Available data —
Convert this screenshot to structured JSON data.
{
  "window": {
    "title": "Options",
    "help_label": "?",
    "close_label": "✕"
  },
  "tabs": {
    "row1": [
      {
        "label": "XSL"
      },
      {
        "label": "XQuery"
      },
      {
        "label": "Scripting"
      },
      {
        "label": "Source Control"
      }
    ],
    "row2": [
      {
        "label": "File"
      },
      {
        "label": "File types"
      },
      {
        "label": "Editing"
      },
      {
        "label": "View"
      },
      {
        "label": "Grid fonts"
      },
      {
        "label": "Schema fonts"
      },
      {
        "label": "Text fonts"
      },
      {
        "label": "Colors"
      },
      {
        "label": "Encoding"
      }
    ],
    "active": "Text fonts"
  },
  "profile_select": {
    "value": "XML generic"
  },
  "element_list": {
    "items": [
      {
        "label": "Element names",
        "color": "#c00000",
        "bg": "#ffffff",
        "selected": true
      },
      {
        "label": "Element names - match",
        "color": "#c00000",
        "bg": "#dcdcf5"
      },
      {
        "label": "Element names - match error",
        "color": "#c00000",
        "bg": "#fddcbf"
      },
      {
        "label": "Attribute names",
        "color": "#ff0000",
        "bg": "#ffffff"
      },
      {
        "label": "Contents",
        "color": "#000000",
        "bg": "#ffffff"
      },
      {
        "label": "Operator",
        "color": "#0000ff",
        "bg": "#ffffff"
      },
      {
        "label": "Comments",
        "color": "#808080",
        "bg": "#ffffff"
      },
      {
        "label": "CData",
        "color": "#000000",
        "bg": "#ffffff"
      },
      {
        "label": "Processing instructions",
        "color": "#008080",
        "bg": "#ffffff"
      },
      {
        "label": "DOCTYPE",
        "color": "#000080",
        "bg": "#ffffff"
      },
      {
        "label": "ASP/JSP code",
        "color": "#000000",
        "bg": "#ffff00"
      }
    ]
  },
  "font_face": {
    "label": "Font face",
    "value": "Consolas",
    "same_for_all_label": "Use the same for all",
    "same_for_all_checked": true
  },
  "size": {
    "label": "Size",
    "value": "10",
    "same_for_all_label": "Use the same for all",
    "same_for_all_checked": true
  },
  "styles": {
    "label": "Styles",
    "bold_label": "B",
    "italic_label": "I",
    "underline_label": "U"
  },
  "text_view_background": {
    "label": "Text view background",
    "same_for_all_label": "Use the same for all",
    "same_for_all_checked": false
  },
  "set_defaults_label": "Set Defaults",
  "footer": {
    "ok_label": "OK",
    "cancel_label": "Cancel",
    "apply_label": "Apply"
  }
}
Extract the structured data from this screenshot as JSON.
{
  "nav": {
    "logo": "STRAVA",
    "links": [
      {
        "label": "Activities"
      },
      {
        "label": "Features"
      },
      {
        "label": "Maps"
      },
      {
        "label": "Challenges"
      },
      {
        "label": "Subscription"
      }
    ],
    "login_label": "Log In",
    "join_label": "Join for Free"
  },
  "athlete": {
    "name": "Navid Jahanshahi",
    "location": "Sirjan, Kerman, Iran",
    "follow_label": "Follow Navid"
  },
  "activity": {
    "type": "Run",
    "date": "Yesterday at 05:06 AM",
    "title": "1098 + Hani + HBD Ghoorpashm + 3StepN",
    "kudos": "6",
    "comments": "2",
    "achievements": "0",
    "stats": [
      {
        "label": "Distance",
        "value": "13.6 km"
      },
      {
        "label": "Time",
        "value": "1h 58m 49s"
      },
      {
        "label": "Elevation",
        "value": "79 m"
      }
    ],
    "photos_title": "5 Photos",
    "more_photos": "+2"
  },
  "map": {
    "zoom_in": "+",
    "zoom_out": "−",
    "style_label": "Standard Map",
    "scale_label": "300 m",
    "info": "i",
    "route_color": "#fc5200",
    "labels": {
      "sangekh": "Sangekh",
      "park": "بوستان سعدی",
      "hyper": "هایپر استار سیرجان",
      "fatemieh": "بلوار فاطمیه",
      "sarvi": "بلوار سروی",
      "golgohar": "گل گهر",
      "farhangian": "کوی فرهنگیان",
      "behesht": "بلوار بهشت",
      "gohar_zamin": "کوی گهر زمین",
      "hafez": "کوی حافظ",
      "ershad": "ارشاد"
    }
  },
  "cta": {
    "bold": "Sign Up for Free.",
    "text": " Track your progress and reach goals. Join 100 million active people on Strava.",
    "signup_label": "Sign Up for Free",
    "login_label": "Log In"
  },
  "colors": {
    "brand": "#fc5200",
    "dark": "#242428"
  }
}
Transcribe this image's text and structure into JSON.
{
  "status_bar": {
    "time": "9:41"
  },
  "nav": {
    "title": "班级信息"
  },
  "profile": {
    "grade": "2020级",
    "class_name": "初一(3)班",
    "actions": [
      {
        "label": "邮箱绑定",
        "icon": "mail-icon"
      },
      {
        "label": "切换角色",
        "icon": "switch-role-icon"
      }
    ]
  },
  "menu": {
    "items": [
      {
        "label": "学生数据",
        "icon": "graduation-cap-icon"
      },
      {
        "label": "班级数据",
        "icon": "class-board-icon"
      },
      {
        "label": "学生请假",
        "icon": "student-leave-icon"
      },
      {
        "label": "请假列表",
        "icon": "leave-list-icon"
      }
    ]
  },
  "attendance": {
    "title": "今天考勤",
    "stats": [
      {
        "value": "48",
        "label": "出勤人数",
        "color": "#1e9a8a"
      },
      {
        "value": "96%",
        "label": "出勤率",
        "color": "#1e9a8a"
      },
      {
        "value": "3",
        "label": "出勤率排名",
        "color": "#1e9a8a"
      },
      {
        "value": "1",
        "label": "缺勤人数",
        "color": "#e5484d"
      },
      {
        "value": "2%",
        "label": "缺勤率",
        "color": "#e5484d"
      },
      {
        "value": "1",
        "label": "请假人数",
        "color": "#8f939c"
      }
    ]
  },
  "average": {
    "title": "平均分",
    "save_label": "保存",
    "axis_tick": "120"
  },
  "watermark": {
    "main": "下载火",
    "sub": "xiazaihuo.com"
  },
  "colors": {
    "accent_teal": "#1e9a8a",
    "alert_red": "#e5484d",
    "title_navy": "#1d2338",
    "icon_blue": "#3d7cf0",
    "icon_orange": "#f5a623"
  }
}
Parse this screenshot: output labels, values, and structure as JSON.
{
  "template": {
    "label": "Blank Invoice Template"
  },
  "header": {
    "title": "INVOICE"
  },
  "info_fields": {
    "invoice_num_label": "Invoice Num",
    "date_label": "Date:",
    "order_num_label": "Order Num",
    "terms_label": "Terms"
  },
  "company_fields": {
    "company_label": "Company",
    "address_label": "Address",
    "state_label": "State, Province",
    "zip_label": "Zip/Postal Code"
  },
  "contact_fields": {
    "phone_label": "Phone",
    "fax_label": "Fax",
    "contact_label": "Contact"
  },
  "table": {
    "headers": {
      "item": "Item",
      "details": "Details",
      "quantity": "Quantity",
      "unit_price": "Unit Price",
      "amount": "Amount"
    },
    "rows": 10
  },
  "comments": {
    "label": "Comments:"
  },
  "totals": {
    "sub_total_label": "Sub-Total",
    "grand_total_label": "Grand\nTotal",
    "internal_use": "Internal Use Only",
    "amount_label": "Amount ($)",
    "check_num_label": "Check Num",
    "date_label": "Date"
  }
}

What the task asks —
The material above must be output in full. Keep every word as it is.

Result of this task —
Convert this screenshot to structured JSON data.
{
  "window": {
    "title": "Options",
    "help_label": "?",
    "close_label": "✕"
  },
  "tabs": {
    "row1": [
      {
        "label": "XSL"
      },
      {
        "label": "XQuery"
      },
      {
        "label": "Scripting"
      },
      {
        "label": "Source Control"
      }
    ],
    "row2": [
      {
        "label": "File"
      },
      {
        "label": "File types"
      },
      {
        "label": "Editing"
      },
      {
        "label": "View"
      },
      {
        "label": "Grid fonts"
      },
      {
        "label": "Schema fonts"
      },
      {
        "label": "Text fonts"
      },
      {
        "label": "Colors"
      },
      {
        "label": "Encoding"
      }
    ],
    "active": "Text fonts"
  },
  "profile_select": {
    "value": "XML generic"
  },
  "element_list": {
    "items": [
      {
        "label": "Element names",
        "color": "#c00000",
        "bg": "#ffffff",
        "selected": true
      },
      {
        "label": "Element names - match",
        "color": "#c00000",
        "bg": "#dcdcf5"
      },
      {
        "label": "Element names - match error",
        "color": "#c00000",
        "bg": "#fddcbf"
      },
      {
        "label": "Attribute names",
        "color": "#ff0000",
        "bg": "#ffffff"
      },
      {
        "label": "Contents",
        "color": "#000000",
        "bg": "#ffffff"
      },
      {
        "label": "Operator",
        "color": "#0000ff",
        "bg": "#ffffff"
      },
      {
        "label": "Comments",
        "color": "#808080",
        "bg": "#ffffff"
      },
      {
        "label": "CData",
        "color": "#000000",
        "bg": "#ffffff"
      },
      {
        "label": "Processing instructions",
        "color": "#008080",
        "bg": "#ffffff"
      },
      {
        "label": "DOCTYPE",
        "color": "#000080",
        "bg": "#ffffff"
      },
      {
        "label": "ASP/JSP code",
        "color": "#000000",
        "bg": "#ffff00"
      }
    ]
  },
  "font_face": {
    "label": "Font face",
    "value": "Consolas",
    "same_for_all_label": "Use the same for all",
    "same_for_all_checked": true
  },
  "size": {
    "label": "Size",
    "value": "10",
    "same_for_all_label": "Use the same for all",
    "same_for_all_checked": true
  },
  "styles": {
    "label": "Styles",
    "bold_label": "B",
    "italic_label": "I",
    "underline_label": "U"
  },
  "text_view_background": {
    "label": "Text view background",
    "same_for_all_label": "Use the same for all",
    "same_for_all_checked": false
  },
  "set_defaults_label": "Set Defaults",
  "footer": {
    "ok_label": "OK",
    "cancel_label": "Cancel",
    "apply_label": "Apply"
  }
}
Extract the structured data from this screenshot as JSON.
{
  "nav": {
    "logo": "STRAVA",
    "links": [
      {
        "label": "Activities"
      },
      {
        "label": "Features"
      },
      {
        "label": "Maps"
      },
      {
        "label": "Challenges"
      },
      {
        "label": "Subscription"
      }
    ],
    "login_label": "Log In",
    "join_label": "Join for Free"
  },
  "athlete": {
    "name": "Navid Jahanshahi",
    "location": "Sirjan, Kerman, Iran",
    "follow_label": "Follow Navid"
  },
  "activity": {
    "type": "Run",
    "date": "Yesterday at 05:06 AM",
    "title": "1098 + Hani + HBD Ghoorpashm + 3StepN",
    "kudos": "6",
    "comments": "2",
    "achievements": "0",
    "stats": [
      {
        "label": "Distance",
        "value": "13.6 km"
      },
      {
        "label": "Time",
        "value": "1h 58m 49s"
      },
      {
        "label": "Elevation",
        "value": "79 m"
      }
    ],
    "photos_title": "5 Photos",
    "more_photos": "+2"
  },
  "map": {
    "zoom_in": "+",
    "zoom_out": "−",
    "style_label": "Standard Map",
    "scale_label": "300 m",
    "info": "i",
    "route_color": "#fc5200",
    "labels": {
      "sangekh": "Sangekh",
      "park": "بوستان سعدی",
      "hyper": "هایپر استار سیرجان",
      "fatemieh": "بلوار فاطمیه",
      "sarvi": "بلوار سروی",
      "golgohar": "گل گهر",
      "farhangian": "کوی فرهنگیان",
      "behesht": "بلوار بهشت",
      "gohar_zamin": "کوی گهر زمین",
      "hafez": "کوی حافظ",
      "ershad": "ارشاد"
    }
  },
  "cta": {
    "bold": "Sign Up for Free.",
    "text": " Track your progress and reach goals. Join 100 million active people on Strava.",
    "signup_label": "Sign Up for Free",
    "login_label": "Log In"
  },
  "colors": {
    "brand": "#fc5200",
    "dark": "#242428"
  }
}
Transcribe this image's text and structure into JSON.
{
  "status_bar": {
    "time": "9:41"
  },
  "nav": {
    "title": "班级信息"
  },
  "profile": {
    "grade": "2020级",
    "class_name": "初一(3)班",
    "actions": [
      {
        "label": "邮箱绑定",
        "icon": "mail-icon"
      },
      {
        "label": "切换角色",
        "icon": "switch-role-icon"
      }
    ]
  },
  "menu": {
    "items": [
      {
        "label": "学生数据",
        "icon": "graduation-cap-icon"
      },
      {
        "label": "班级数据",
        "icon": "class-board-icon"
      },
      {
        "label": "学生请假",
        "icon": "student-leave-icon"
      },
      {
        "label": "请假列表",
        "icon": "leave-list-icon"
      }
    ]
  },
  "attendance": {
    "title": "今天考勤",
    "stats": [
      {
        "value": "48",
        "label": "出勤人数",
        "color": "#1e9a8a"
      },
      {
        "value": "96%",
        "label": "出勤率",
        "color": "#1e9a8a"
      },
      {
        "value": "3",
        "label": "出勤率排名",
        "color": "#1e9a8a"
      },
      {
        "value": "1",
        "label": "缺勤人数",
        "color": "#e5484d"
      },
      {
        "value": "2%",
        "label": "缺勤率",
        "color": "#e5484d"
      },
      {
        "value": "1",
        "label": "请假人数",
        "color": "#8f939c"
      }
    ]
  },
  "average": {
    "title": "平均分",
    "save_label": "保存",
    "axis_tick": "120"
  },
  "watermark": {
    "main": "下载火",
    "sub": "xiazaihuo.com"
  },
  "colors": {
    "accent_teal": "#1e9a8a",
    "alert_red": "#e5484d",
    "title_navy": "#1d2338",
    "icon_blue": "#3d7cf0",
    "icon_orange": "#f5a623"
  }
}
Parse this screenshot: output labels, values, and structure as JSON.
{
  "template": {
    "label": "Blank Invoice Template"
  },
  "header": {
    "title": "INVOICE"
  },
  "info_fields": {
    "invoice_num_label": "Invoice Num",
    "date_label": "Date:",
    "order_num_label": "Order Num",
    "terms_label": "Terms"
  },
  "company_fields": {
    "company_label": "Company",
    "address_label": "Address",
    "state_label": "State, Province",
    "zip_label": "Zip/Postal Code"
  },
  "contact_fields": {
    "phone_label": "Phone",
    "fax_label": "Fax",
    "contact_label": "Contact"
  },
  "table": {
    "headers": {
      "item": "Item",
      "details": "Details",
      "quantity": "Quantity",
      "unit_price": "Unit Price",
      "amount": "Amount"
    },
    "rows": 10
  },
  "comments": {
    "label": "Comments:"
  },
  "totals": {
    "sub_total_label": "Sub-Total",
    "grand_total_label": "Grand\nTotal",
    "internal_use": "Internal Use Only",
    "amount_label": "Amount ($)",
    "check_num_label": "Check Num",
    "date_label": "Date"
  }
}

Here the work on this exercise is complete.